[Data about app and page elements]
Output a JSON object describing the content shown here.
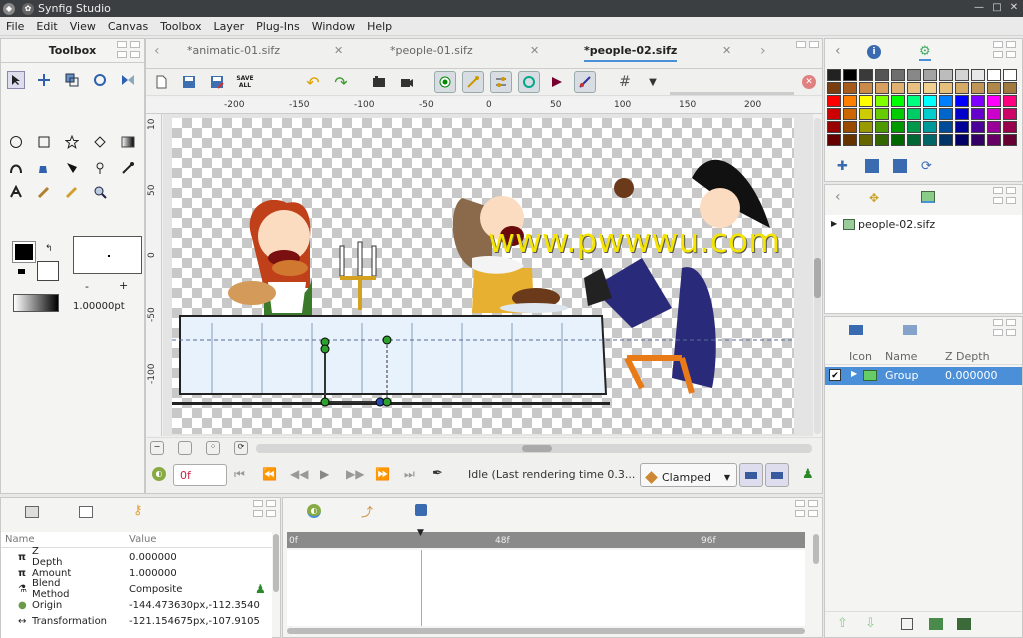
{
  "window": {
    "title": "Synfig Studio",
    "minimize": "—",
    "maximize": "□",
    "close": "✕"
  },
  "menu": [
    "File",
    "Edit",
    "View",
    "Canvas",
    "Toolbox",
    "Layer",
    "Plug-Ins",
    "Window",
    "Help"
  ],
  "toolbox": {
    "title": "Toolbox",
    "width_value": "1.00000pt",
    "minus": "-",
    "plus": "+"
  },
  "tabs": [
    {
      "label": "*animatic-01.sifz"
    },
    {
      "label": "*people-01.sifz"
    },
    {
      "label": "*people-02.sifz"
    }
  ],
  "ruler": {
    "h": [
      "-200",
      "-150",
      "-100",
      "-50",
      "0",
      "50",
      "100",
      "150",
      "200"
    ],
    "v": [
      "10",
      "50",
      "0",
      "-50",
      "-100"
    ]
  },
  "watermark": "www.pwwwu.com",
  "transport": {
    "frame": "0f",
    "status": "Idle (Last rendering time 0.3...",
    "interp": "Clamped"
  },
  "palette": {
    "colors": [
      "#222222",
      "#000000",
      "#3a3a3a",
      "#555555",
      "#6e6e6e",
      "#888888",
      "#a3a3a3",
      "#bcbcbc",
      "#d3d3d3",
      "#e8e8e8",
      "#ffffff",
      "#ffffff",
      "#7a3d10",
      "#a65a1c",
      "#c98a4a",
      "#d8a060",
      "#e0b070",
      "#e8c080",
      "#f0d090",
      "#e6c07a",
      "#d4aa66",
      "#c09658",
      "#b0884a",
      "#a07a3e",
      "#ff0000",
      "#ff7f00",
      "#ffff00",
      "#7fff00",
      "#00ff00",
      "#00ff7f",
      "#00ffff",
      "#007fff",
      "#0000ff",
      "#7f00ff",
      "#ff00ff",
      "#ff007f",
      "#cc0000",
      "#cc6600",
      "#cccc00",
      "#66cc00",
      "#00cc00",
      "#00cc66",
      "#00cccc",
      "#0066cc",
      "#0000cc",
      "#6600cc",
      "#cc00cc",
      "#cc0066",
      "#990000",
      "#994c00",
      "#999900",
      "#4c9900",
      "#009900",
      "#00994c",
      "#009999",
      "#004c99",
      "#000099",
      "#4c0099",
      "#990099",
      "#99004c",
      "#660000",
      "#663300",
      "#666600",
      "#336600",
      "#006600",
      "#006633",
      "#006666",
      "#003366",
      "#000066",
      "#330066",
      "#660066",
      "#660033"
    ]
  },
  "canvas_browser": {
    "file": "people-02.sifz"
  },
  "layers": {
    "headers": [
      "Icon",
      "Name",
      "Z Depth"
    ],
    "rows": [
      {
        "name": "Group",
        "z": "0.000000"
      }
    ]
  },
  "params": {
    "headers": [
      "Name",
      "Value"
    ],
    "rows": [
      {
        "icon": "π",
        "name": "Z Depth",
        "value": "0.000000"
      },
      {
        "icon": "π",
        "name": "Amount",
        "value": "1.000000"
      },
      {
        "icon": "⚗",
        "name": "Blend Method",
        "value": "Composite"
      },
      {
        "icon": "●",
        "name": "Origin",
        "value": "-144.473630px,-112.3540"
      },
      {
        "icon": "↔",
        "name": "Transformation",
        "value": "-121.154675px,-107.9105"
      }
    ]
  },
  "timetrack": {
    "marks": [
      "0f",
      "48f",
      "96f"
    ]
  }
}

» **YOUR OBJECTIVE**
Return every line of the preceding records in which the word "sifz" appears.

» **PROBLEM SOLUTION**
      "label": "*animatic-01.sifz"
      "label": "*people-01.sifz"
      "label": "*people-02.sifz"
    "file": "people-02.sifz"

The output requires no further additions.